PROBLEM REQUIREMENTS: Find all lines in the records that include the word "大圆技能索引表", and copy them out.

App and web page records
┌──

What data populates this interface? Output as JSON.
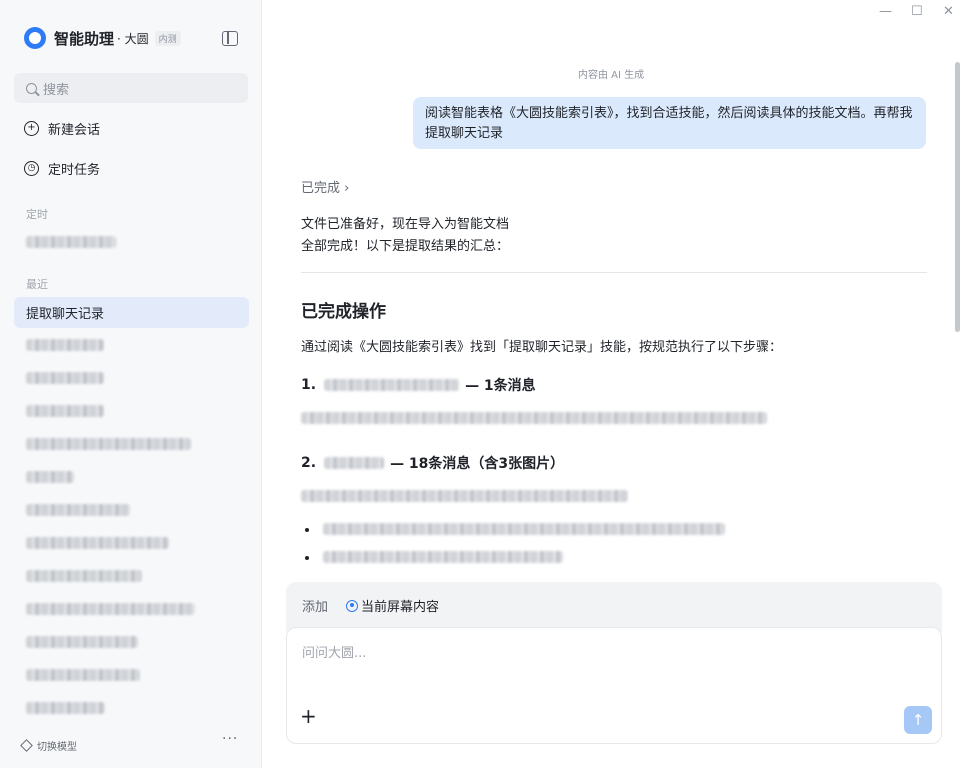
{
  "app": {
    "title": "智能助理",
    "separator": "· 大圆",
    "tag": "内测"
  },
  "window": {
    "minimize": "—",
    "maximize": "☐",
    "close": "✕"
  },
  "sidebar": {
    "search_placeholder": "搜索",
    "new_chat": "新建会话",
    "scheduled_tasks": "定时任务",
    "section_scheduled": "定时",
    "section_recent": "最近",
    "active_item": "提取聊天记录",
    "model_switch": "切换模型",
    "more": "···"
  },
  "conversation": {
    "ai_notice": "内容由 AI 生成",
    "user_message": "阅读智能表格《大圆技能索引表》，找到合适技能，然后阅读具体的技能文档。再帮我提取聊天记录",
    "status": "已完成 ›",
    "reply_line1": "文件已准备好，现在导入为智能文档",
    "reply_line2": "全部完成！以下是提取结果的汇总：",
    "heading": "已完成操作",
    "intro": "通过阅读《大圆技能索引表》找到「提取聊天记录」技能，按规范执行了以下步骤：",
    "step1_num": "1.",
    "step1_suffix": "— 1条消息",
    "step2_num": "2.",
    "step2_suffix": "— 18条消息（含3张图片）"
  },
  "composer": {
    "add_label": "添加",
    "screen_chip": "当前屏幕内容",
    "placeholder": "问问大圆...",
    "plus": "+",
    "send": "↑"
  }
}
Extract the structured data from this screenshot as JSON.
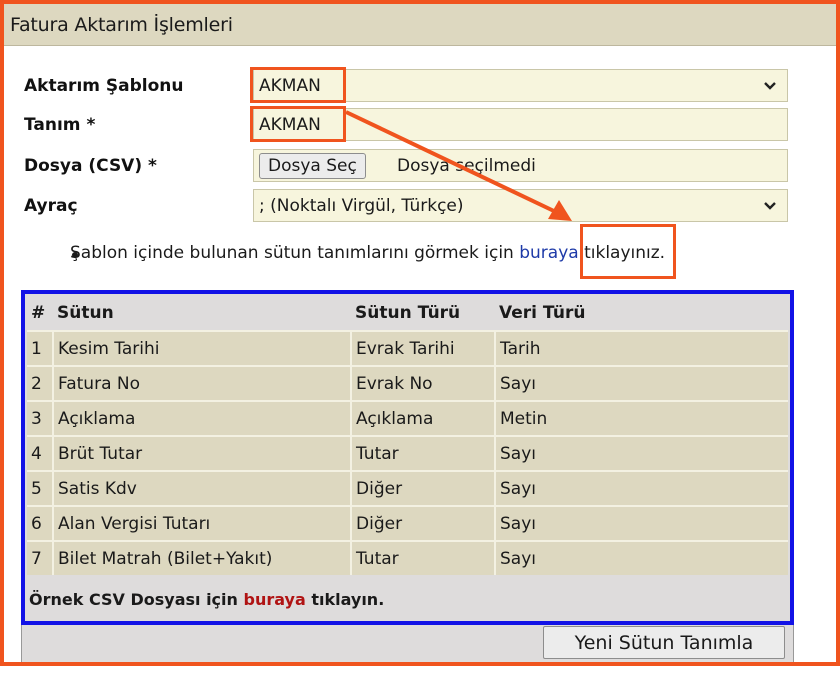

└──

EXERCISE SOLUTION:
    "user_message": "阅读智能表格《大圆技能索引表》，找到合适技能，然后阅读具体的技能文档。再帮我提取聊天记录",
    "intro": "通过阅读《大圆技能索引表》找到「提取聊天记录」技能，按规范执行了以下步骤：",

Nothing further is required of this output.